(Given data begins)

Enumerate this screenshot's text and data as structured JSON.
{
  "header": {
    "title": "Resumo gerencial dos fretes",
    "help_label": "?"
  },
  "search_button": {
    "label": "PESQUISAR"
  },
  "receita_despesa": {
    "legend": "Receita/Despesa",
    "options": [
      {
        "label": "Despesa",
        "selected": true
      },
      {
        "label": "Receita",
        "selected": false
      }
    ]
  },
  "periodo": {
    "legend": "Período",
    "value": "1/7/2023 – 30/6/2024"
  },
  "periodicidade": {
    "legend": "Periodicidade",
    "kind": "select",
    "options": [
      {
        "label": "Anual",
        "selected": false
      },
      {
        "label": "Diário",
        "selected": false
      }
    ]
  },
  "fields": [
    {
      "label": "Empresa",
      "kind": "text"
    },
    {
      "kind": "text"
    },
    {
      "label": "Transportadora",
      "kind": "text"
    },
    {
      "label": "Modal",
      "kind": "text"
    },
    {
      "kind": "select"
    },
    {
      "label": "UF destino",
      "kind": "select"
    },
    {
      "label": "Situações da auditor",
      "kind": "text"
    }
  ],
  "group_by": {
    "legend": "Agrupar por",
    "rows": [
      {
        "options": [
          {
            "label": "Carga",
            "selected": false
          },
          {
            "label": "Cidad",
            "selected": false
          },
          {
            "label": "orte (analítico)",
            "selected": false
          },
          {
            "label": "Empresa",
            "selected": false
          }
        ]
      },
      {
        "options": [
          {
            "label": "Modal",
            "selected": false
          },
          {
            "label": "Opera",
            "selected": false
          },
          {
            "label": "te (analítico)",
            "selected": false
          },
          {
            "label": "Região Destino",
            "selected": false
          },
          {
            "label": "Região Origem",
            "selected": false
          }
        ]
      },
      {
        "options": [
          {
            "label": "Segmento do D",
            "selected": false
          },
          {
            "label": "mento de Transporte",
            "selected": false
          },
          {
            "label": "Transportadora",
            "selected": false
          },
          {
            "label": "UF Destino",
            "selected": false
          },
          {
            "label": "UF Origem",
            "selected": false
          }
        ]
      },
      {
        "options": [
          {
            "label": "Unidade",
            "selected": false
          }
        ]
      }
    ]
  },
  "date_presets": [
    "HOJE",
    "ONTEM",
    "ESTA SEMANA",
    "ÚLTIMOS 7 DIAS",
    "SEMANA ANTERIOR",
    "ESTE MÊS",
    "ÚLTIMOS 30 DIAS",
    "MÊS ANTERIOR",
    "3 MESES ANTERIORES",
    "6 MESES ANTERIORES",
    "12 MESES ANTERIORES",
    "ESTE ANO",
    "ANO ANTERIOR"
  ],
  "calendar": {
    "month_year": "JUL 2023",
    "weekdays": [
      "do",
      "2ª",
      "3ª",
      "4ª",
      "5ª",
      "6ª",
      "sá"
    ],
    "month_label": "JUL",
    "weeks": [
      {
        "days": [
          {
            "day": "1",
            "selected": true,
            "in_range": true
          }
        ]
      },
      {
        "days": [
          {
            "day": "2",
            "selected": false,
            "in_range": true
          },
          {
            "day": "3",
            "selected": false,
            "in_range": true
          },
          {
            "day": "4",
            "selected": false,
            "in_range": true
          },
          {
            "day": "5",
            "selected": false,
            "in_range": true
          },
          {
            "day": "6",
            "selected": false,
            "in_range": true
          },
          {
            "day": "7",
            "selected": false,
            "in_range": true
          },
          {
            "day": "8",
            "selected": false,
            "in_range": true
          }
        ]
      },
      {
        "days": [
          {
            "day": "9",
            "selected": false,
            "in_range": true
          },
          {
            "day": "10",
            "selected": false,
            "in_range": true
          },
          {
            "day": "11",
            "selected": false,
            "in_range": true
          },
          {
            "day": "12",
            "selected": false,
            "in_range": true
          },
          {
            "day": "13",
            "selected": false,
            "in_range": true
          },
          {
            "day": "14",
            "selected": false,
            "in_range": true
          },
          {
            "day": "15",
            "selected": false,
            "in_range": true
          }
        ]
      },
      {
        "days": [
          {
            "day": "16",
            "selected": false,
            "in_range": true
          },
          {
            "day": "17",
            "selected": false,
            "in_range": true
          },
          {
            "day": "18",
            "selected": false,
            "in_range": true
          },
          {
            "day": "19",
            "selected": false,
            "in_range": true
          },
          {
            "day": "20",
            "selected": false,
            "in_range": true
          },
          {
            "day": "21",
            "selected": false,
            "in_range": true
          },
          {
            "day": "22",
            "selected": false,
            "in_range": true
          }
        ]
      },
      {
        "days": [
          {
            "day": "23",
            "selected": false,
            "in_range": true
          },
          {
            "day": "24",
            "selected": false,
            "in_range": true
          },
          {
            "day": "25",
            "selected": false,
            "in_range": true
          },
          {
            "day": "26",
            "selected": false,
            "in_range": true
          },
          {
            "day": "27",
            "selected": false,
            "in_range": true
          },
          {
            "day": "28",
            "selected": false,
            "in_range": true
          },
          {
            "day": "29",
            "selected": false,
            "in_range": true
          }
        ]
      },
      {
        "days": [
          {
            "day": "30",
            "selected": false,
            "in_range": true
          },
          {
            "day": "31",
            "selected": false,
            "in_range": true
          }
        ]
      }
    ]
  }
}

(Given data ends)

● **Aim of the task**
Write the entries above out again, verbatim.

● **Response area**
Enumerate this screenshot's text and data as structured JSON.
{
  "header": {
    "title": "Resumo gerencial dos fretes",
    "help_label": "?"
  },
  "search_button": {
    "label": "PESQUISAR"
  },
  "receita_despesa": {
    "legend": "Receita/Despesa",
    "options": [
      {
        "label": "Despesa",
        "selected": true
      },
      {
        "label": "Receita",
        "selected": false
      }
    ]
  },
  "periodo": {
    "legend": "Período",
    "value": "1/7/2023 – 30/6/2024"
  },
  "periodicidade": {
    "legend": "Periodicidade",
    "kind": "select",
    "options": [
      {
        "label": "Anual",
        "selected": false
      },
      {
        "label": "Diário",
        "selected": false
      }
    ]
  },
  "fields": [
    {
      "label": "Empresa",
      "kind": "text"
    },
    {
      "kind": "text"
    },
    {
      "label": "Transportadora",
      "kind": "text"
    },
    {
      "label": "Modal",
      "kind": "text"
    },
    {
      "kind": "select"
    },
    {
      "label": "UF destino",
      "kind": "select"
    },
    {
      "label": "Situações da auditor",
      "kind": "text"
    }
  ],
  "group_by": {
    "legend": "Agrupar por",
    "rows": [
      {
        "options": [
          {
            "label": "Carga",
            "selected": false
          },
          {
            "label": "Cidad",
            "selected": false
          },
          {
            "label": "orte (analítico)",
            "selected": false
          },
          {
            "label": "Empresa",
            "selected": false
          }
        ]
      },
      {
        "options": [
          {
            "label": "Modal",
            "selected": false
          },
          {
            "label": "Opera",
            "selected": false
          },
          {
            "label": "te (analítico)",
            "selected": false
          },
          {
            "label": "Região Destino",
            "selected": false
          },
          {
            "label": "Região Origem",
            "selected": false
          }
        ]
      },
      {
        "options": [
          {
            "label": "Segmento do D",
            "selected": false
          },
          {
            "label": "mento de Transporte",
            "selected": false
          },
          {
            "label": "Transportadora",
            "selected": false
          },
          {
            "label": "UF Destino",
            "selected": false
          },
          {
            "label": "UF Origem",
            "selected": false
          }
        ]
      },
      {
        "options": [
          {
            "label": "Unidade",
            "selected": false
          }
        ]
      }
    ]
  },
  "date_presets": [
    "HOJE",
    "ONTEM",
    "ESTA SEMANA",
    "ÚLTIMOS 7 DIAS",
    "SEMANA ANTERIOR",
    "ESTE MÊS",
    "ÚLTIMOS 30 DIAS",
    "MÊS ANTERIOR",
    "3 MESES ANTERIORES",
    "6 MESES ANTERIORES",
    "12 MESES ANTERIORES",
    "ESTE ANO",
    "ANO ANTERIOR"
  ],
  "calendar": {
    "month_year": "JUL 2023",
    "weekdays": [
      "do",
      "2ª",
      "3ª",
      "4ª",
      "5ª",
      "6ª",
      "sá"
    ],
    "month_label": "JUL",
    "weeks": [
      {
        "days": [
          {
            "day": "1",
            "selected": true,
            "in_range": true
          }
        ]
      },
      {
        "days": [
          {
            "day": "2",
            "selected": false,
            "in_range": true
          },
          {
            "day": "3",
            "selected": false,
            "in_range": true
          },
          {
            "day": "4",
            "selected": false,
            "in_range": true
          },
          {
            "day": "5",
            "selected": false,
            "in_range": true
          },
          {
            "day": "6",
            "selected": false,
            "in_range": true
          },
          {
            "day": "7",
            "selected": false,
            "in_range": true
          },
          {
            "day": "8",
            "selected": false,
            "in_range": true
          }
        ]
      },
      {
        "days": [
          {
            "day": "9",
            "selected": false,
            "in_range": true
          },
          {
            "day": "10",
            "selected": false,
            "in_range": true
          },
          {
            "day": "11",
            "selected": false,
            "in_range": true
          },
          {
            "day": "12",
            "selected": false,
            "in_range": true
          },
          {
            "day": "13",
            "selected": false,
            "in_range": true
          },
          {
            "day": "14",
            "selected": false,
            "in_range": true
          },
          {
            "day": "15",
            "selected": false,
            "in_range": true
          }
        ]
      },
      {
        "days": [
          {
            "day": "16",
            "selected": false,
            "in_range": true
          },
          {
            "day": "17",
            "selected": false,
            "in_range": true
          },
          {
            "day": "18",
            "selected": false,
            "in_range": true
          },
          {
            "day": "19",
            "selected": false,
            "in_range": true
          },
          {
            "day": "20",
            "selected": false,
            "in_range": true
          },
          {
            "day": "21",
            "selected": false,
            "in_range": true
          },
          {
            "day": "22",
            "selected": false,
            "in_range": true
          }
        ]
      },
      {
        "days": [
          {
            "day": "23",
            "selected": false,
            "in_range": true
          },
          {
            "day": "24",
            "selected": false,
            "in_range": true
          },
          {
            "day": "25",
            "selected": false,
            "in_range": true
          },
          {
            "day": "26",
            "selected": false,
            "in_range": true
          },
          {
            "day": "27",
            "selected": false,
            "in_range": true
          },
          {
            "day": "28",
            "selected": false,
            "in_range": true
          },
          {
            "day": "29",
            "selected": false,
            "in_range": true
          }
        ]
      },
      {
        "days": [
          {
            "day": "30",
            "selected": false,
            "in_range": true
          },
          {
            "day": "31",
            "selected": false,
            "in_range": true
          }
        ]
      }
    ]
  }
}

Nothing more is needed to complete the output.